* ACTIVITY *
Write the entries below again, precisely as they appear.
### GIVEN INFORMATION ###
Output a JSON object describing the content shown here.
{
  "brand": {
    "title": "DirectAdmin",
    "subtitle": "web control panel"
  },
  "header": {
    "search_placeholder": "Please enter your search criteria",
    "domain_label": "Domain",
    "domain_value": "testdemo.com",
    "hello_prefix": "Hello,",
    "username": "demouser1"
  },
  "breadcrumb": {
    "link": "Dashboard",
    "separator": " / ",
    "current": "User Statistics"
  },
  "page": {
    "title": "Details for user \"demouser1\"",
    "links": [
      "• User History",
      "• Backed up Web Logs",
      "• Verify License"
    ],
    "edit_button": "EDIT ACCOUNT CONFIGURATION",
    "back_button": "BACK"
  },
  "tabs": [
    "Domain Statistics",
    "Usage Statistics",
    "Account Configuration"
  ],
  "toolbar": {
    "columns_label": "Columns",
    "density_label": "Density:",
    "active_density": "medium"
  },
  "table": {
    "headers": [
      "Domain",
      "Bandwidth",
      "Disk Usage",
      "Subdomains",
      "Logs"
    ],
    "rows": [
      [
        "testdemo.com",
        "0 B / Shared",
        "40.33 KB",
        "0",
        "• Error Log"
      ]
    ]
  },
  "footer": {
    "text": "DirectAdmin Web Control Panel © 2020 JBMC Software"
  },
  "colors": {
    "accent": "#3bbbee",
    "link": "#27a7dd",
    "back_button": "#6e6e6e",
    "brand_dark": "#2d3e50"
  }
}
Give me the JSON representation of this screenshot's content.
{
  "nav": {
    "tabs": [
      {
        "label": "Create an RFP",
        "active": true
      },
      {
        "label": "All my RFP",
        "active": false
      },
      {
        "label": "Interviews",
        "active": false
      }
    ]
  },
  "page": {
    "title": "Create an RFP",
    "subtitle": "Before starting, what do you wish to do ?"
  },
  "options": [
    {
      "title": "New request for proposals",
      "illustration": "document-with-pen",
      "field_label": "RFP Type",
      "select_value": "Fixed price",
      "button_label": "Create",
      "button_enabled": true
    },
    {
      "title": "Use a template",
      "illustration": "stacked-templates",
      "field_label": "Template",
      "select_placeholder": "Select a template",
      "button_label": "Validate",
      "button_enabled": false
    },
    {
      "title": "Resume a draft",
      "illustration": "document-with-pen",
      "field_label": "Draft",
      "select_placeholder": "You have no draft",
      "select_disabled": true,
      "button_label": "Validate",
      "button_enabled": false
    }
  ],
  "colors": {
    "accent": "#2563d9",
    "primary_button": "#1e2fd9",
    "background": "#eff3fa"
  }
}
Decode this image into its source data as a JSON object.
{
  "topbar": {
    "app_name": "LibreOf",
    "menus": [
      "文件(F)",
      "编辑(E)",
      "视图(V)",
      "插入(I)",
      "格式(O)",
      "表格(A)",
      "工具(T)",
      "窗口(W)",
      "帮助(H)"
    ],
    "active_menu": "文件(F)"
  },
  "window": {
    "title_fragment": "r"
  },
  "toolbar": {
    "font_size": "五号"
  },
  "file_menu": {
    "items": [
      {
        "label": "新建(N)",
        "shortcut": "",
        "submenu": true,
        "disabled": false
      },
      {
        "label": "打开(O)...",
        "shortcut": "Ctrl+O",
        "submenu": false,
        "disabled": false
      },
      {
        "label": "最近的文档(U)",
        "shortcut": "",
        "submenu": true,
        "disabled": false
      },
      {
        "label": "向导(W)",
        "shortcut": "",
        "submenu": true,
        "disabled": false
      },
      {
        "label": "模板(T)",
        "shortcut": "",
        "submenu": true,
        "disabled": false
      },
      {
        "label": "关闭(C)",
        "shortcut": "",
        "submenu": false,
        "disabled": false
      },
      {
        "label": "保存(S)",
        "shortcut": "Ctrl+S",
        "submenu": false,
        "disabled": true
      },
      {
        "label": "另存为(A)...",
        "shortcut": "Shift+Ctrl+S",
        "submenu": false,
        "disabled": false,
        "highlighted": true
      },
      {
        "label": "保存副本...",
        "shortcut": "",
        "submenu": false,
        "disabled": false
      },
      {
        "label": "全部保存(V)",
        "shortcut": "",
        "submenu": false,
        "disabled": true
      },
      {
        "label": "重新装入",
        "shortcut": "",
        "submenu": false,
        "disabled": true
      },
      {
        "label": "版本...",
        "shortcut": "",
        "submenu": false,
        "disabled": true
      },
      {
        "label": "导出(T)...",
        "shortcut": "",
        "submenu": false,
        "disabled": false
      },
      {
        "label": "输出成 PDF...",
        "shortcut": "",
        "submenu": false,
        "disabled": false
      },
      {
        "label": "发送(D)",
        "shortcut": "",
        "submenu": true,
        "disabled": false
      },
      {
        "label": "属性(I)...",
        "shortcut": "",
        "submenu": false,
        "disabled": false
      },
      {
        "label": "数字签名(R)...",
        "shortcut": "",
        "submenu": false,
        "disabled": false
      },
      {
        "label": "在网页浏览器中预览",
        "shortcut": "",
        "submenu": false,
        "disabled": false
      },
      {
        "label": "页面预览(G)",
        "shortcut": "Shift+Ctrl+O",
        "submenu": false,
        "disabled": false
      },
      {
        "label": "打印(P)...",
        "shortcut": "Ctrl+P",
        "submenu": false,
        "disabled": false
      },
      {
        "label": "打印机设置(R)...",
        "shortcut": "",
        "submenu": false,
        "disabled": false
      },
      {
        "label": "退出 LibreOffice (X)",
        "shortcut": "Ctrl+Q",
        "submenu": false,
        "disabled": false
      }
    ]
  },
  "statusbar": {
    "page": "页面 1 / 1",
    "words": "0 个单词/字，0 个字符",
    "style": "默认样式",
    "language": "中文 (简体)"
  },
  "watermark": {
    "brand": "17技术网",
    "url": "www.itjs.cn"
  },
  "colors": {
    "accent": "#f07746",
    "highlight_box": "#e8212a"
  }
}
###
* SOLUTION TO THE PROBLEM *
Output a JSON object describing the content shown here.
{
  "brand": {
    "title": "DirectAdmin",
    "subtitle": "web control panel"
  },
  "header": {
    "search_placeholder": "Please enter your search criteria",
    "domain_label": "Domain",
    "domain_value": "testdemo.com",
    "hello_prefix": "Hello,",
    "username": "demouser1"
  },
  "breadcrumb": {
    "link": "Dashboard",
    "separator": " / ",
    "current": "User Statistics"
  },
  "page": {
    "title": "Details for user \"demouser1\"",
    "links": [
      "• User History",
      "• Backed up Web Logs",
      "• Verify License"
    ],
    "edit_button": "EDIT ACCOUNT CONFIGURATION",
    "back_button": "BACK"
  },
  "tabs": [
    "Domain Statistics",
    "Usage Statistics",
    "Account Configuration"
  ],
  "toolbar": {
    "columns_label": "Columns",
    "density_label": "Density:",
    "active_density": "medium"
  },
  "table": {
    "headers": [
      "Domain",
      "Bandwidth",
      "Disk Usage",
      "Subdomains",
      "Logs"
    ],
    "rows": [
      [
        "testdemo.com",
        "0 B / Shared",
        "40.33 KB",
        "0",
        "• Error Log"
      ]
    ]
  },
  "footer": {
    "text": "DirectAdmin Web Control Panel © 2020 JBMC Software"
  },
  "colors": {
    "accent": "#3bbbee",
    "link": "#27a7dd",
    "back_button": "#6e6e6e",
    "brand_dark": "#2d3e50"
  }
}
Give me the JSON representation of this screenshot's content.
{
  "nav": {
    "tabs": [
      {
        "label": "Create an RFP",
        "active": true
      },
      {
        "label": "All my RFP",
        "active": false
      },
      {
        "label": "Interviews",
        "active": false
      }
    ]
  },
  "page": {
    "title": "Create an RFP",
    "subtitle": "Before starting, what do you wish to do ?"
  },
  "options": [
    {
      "title": "New request for proposals",
      "illustration": "document-with-pen",
      "field_label": "RFP Type",
      "select_value": "Fixed price",
      "button_label": "Create",
      "button_enabled": true
    },
    {
      "title": "Use a template",
      "illustration": "stacked-templates",
      "field_label": "Template",
      "select_placeholder": "Select a template",
      "button_label": "Validate",
      "button_enabled": false
    },
    {
      "title": "Resume a draft",
      "illustration": "document-with-pen",
      "field_label": "Draft",
      "select_placeholder": "You have no draft",
      "select_disabled": true,
      "button_label": "Validate",
      "button_enabled": false
    }
  ],
  "colors": {
    "accent": "#2563d9",
    "primary_button": "#1e2fd9",
    "background": "#eff3fa"
  }
}
Decode this image into its source data as a JSON object.
{
  "topbar": {
    "app_name": "LibreOf",
    "menus": [
      "文件(F)",
      "编辑(E)",
      "视图(V)",
      "插入(I)",
      "格式(O)",
      "表格(A)",
      "工具(T)",
      "窗口(W)",
      "帮助(H)"
    ],
    "active_menu": "文件(F)"
  },
  "window": {
    "title_fragment": "r"
  },
  "toolbar": {
    "font_size": "五号"
  },
  "file_menu": {
    "items": [
      {
        "label": "新建(N)",
        "shortcut": "",
        "submenu": true,
        "disabled": false
      },
      {
        "label": "打开(O)...",
        "shortcut": "Ctrl+O",
        "submenu": false,
        "disabled": false
      },
      {
        "label": "最近的文档(U)",
        "shortcut": "",
        "submenu": true,
        "disabled": false
      },
      {
        "label": "向导(W)",
        "shortcut": "",
        "submenu": true,
        "disabled": false
      },
      {
        "label": "模板(T)",
        "shortcut": "",
        "submenu": true,
        "disabled": false
      },
      {
        "label": "关闭(C)",
        "shortcut": "",
        "submenu": false,
        "disabled": false
      },
      {
        "label": "保存(S)",
        "shortcut": "Ctrl+S",
        "submenu": false,
        "disabled": true
      },
      {
        "label": "另存为(A)...",
        "shortcut": "Shift+Ctrl+S",
        "submenu": false,
        "disabled": false,
        "highlighted": true
      },
      {
        "label": "保存副本...",
        "shortcut": "",
        "submenu": false,
        "disabled": false
      },
      {
        "label": "全部保存(V)",
        "shortcut": "",
        "submenu": false,
        "disabled": true
      },
      {
        "label": "重新装入",
        "shortcut": "",
        "submenu": false,
        "disabled": true
      },
      {
        "label": "版本...",
        "shortcut": "",
        "submenu": false,
        "disabled": true
      },
      {
        "label": "导出(T)...",
        "shortcut": "",
        "submenu": false,
        "disabled": false
      },
      {
        "label": "输出成 PDF...",
        "shortcut": "",
        "submenu": false,
        "disabled": false
      },
      {
        "label": "发送(D)",
        "shortcut": "",
        "submenu": true,
        "disabled": false
      },
      {
        "label": "属性(I)...",
        "shortcut": "",
        "submenu": false,
        "disabled": false
      },
      {
        "label": "数字签名(R)...",
        "shortcut": "",
        "submenu": false,
        "disabled": false
      },
      {
        "label": "在网页浏览器中预览",
        "shortcut": "",
        "submenu": false,
        "disabled": false
      },
      {
        "label": "页面预览(G)",
        "shortcut": "Shift+Ctrl+O",
        "submenu": false,
        "disabled": false
      },
      {
        "label": "打印(P)...",
        "shortcut": "Ctrl+P",
        "submenu": false,
        "disabled": false
      },
      {
        "label": "打印机设置(R)...",
        "shortcut": "",
        "submenu": false,
        "disabled": false
      },
      {
        "label": "退出 LibreOffice (X)",
        "shortcut": "Ctrl+Q",
        "submenu": false,
        "disabled": false
      }
    ]
  },
  "statusbar": {
    "page": "页面 1 / 1",
    "words": "0 个单词/字，0 个字符",
    "style": "默认样式",
    "language": "中文 (简体)"
  },
  "watermark": {
    "brand": "17技术网",
    "url": "www.itjs.cn"
  },
  "colors": {
    "accent": "#f07746",
    "highlight_box": "#e8212a"
  }
}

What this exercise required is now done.